The point being that people know you have to click on links so having the text ‘click here’ as the a link is like having a door with sign saying ‘this is a door’. In addition people have to read on to find out where the link will take them whereas in the second example there is an immediate connection between the link and it’s probably destination.
Well. I think it’s easy to overdo this. Metafilter is a prime example.
In fact I think links in a body of text should only be used when space is short. I would much prefer something more like…
Giraffes are blah de blah de blah de blah de blah de blah de blah de blah de blah:

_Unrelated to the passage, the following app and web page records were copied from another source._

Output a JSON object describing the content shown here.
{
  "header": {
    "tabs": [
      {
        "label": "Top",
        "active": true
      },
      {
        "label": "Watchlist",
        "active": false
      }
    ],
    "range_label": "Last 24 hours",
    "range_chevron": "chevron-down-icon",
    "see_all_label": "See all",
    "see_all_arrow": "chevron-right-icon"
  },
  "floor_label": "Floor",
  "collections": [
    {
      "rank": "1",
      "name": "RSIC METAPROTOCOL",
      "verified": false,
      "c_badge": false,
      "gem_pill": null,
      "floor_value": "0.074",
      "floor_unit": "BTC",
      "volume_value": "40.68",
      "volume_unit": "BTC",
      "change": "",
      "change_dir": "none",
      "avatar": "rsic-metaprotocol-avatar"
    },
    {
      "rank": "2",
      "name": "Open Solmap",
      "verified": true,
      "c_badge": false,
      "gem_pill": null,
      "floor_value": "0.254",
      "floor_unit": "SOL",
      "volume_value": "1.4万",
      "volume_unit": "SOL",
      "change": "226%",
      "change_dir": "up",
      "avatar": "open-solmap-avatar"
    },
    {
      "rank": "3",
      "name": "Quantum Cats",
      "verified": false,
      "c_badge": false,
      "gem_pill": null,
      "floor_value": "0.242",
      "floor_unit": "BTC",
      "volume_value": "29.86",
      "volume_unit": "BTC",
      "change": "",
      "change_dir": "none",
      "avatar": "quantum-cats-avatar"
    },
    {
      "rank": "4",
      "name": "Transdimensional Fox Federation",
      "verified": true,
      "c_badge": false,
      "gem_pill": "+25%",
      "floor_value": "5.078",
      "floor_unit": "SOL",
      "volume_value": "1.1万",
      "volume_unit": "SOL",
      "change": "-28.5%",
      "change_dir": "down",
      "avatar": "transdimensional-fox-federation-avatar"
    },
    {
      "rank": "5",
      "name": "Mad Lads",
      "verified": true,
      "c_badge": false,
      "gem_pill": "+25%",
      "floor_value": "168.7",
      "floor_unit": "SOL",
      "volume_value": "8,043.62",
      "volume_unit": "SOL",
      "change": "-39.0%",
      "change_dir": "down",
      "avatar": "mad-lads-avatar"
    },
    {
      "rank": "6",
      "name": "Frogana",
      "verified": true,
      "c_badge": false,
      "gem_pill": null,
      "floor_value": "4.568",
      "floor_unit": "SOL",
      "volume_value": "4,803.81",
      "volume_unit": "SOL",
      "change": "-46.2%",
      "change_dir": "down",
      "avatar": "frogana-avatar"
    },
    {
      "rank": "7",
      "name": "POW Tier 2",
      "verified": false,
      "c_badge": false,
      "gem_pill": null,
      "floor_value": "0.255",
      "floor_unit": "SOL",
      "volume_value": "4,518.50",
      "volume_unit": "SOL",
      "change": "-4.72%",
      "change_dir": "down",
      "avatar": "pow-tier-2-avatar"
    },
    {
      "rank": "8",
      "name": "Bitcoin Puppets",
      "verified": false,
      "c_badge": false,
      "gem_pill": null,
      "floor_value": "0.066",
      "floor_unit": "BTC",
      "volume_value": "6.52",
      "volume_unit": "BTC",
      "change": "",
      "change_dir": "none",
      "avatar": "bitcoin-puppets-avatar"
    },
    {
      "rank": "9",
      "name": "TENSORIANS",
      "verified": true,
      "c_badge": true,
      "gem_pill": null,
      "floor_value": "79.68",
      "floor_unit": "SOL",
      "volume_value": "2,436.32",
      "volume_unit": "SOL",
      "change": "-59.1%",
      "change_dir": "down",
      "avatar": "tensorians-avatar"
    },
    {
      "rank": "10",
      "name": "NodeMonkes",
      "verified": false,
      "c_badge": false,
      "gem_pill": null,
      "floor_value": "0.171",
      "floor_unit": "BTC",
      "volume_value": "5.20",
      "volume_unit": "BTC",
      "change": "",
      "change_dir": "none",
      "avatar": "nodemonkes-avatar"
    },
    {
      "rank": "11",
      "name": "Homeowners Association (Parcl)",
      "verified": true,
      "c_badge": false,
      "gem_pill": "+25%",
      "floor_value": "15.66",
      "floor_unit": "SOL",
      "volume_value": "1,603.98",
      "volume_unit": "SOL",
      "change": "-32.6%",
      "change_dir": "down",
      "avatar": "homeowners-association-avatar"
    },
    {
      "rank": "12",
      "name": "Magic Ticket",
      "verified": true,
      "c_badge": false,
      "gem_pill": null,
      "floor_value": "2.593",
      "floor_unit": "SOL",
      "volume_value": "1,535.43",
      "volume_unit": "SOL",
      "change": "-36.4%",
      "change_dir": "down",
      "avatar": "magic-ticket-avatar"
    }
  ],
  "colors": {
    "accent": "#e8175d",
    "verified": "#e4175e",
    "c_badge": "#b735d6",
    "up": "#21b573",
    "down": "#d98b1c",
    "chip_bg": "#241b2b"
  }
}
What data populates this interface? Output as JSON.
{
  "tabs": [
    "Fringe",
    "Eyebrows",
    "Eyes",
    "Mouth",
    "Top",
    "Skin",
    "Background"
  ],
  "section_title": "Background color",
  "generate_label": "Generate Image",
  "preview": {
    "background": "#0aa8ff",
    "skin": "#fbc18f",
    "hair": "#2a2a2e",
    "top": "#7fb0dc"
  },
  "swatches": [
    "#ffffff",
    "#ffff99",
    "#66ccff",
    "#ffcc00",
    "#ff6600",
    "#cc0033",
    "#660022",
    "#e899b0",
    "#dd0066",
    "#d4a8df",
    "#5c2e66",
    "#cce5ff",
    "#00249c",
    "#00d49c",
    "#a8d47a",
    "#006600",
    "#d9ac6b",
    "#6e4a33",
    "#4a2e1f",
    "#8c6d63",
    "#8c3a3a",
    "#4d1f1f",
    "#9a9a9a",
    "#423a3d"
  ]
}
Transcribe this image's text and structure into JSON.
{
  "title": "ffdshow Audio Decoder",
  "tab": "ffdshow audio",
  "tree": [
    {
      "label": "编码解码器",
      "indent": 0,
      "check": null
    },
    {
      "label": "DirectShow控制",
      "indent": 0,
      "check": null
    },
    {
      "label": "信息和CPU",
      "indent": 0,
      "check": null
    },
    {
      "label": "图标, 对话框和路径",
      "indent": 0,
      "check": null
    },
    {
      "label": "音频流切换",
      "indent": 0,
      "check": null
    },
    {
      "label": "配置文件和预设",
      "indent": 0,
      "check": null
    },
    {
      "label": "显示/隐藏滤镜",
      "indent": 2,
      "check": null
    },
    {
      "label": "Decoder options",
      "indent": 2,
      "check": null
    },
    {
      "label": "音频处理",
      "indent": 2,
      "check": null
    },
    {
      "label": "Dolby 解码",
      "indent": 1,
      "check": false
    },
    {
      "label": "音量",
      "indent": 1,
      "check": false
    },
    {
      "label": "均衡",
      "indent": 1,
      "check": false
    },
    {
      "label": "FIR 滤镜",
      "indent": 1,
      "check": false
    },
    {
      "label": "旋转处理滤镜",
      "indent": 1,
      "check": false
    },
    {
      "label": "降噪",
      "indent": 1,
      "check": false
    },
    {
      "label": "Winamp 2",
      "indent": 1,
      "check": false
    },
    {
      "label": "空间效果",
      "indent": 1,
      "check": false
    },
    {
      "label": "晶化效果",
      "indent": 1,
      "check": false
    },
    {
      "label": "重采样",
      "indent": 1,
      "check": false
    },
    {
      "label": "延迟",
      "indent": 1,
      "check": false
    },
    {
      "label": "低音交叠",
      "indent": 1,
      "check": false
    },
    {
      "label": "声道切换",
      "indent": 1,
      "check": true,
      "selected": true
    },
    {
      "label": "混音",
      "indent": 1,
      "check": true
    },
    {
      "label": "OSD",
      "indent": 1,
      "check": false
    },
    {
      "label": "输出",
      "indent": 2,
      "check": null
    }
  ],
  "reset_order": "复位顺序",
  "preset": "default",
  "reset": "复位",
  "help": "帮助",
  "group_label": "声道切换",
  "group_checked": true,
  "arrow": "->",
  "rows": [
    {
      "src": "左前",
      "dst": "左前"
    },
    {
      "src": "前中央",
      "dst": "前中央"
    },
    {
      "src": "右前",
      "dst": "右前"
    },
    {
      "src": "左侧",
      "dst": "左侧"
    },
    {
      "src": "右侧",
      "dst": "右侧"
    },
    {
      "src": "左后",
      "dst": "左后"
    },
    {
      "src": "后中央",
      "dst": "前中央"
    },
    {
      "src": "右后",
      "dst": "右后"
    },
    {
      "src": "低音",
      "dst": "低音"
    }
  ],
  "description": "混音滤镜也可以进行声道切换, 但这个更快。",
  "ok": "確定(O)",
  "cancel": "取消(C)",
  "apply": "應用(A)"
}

- National Geographic Kids page on giraffes
- Great nature-wildlife.com giraffe page
- Wikipedia entry on the Giraffe
- Giraffes at San Diego Zoo
There. Isn’t that nicer? It interupts your flow if you’re trying to talk about something else but can’t the links wait until the end of your paragraph?
Even worse than the Metafilter disease is something I’ve noticed at Wikipedia and also at sites that use a Content Management System that tried to helpfully automatically add hyperlinks to any keywords that it spots. Look at the Wikipedia giraffe article (I must be obsessed with giraffes today)
Look at the words hyperlinked in the opening paragraphs. OK. I might want to know what an Okapi is it’s helpful to have that word linked.
But hyperlinking ‘metres’? Hyperlinking ‘animal’?
Why stop there? Maybe I need to know what ‘tallest’, ‘land’ and ‘living’ mean so link to those pages too. There’s still the words ‘all‘ and ‘and‘ left without a blue underline…
And I’ve seen even sillier examples on other Wikipedia pages. At least they don’t hyperlink to a live stock quote on every single mention of a companies name.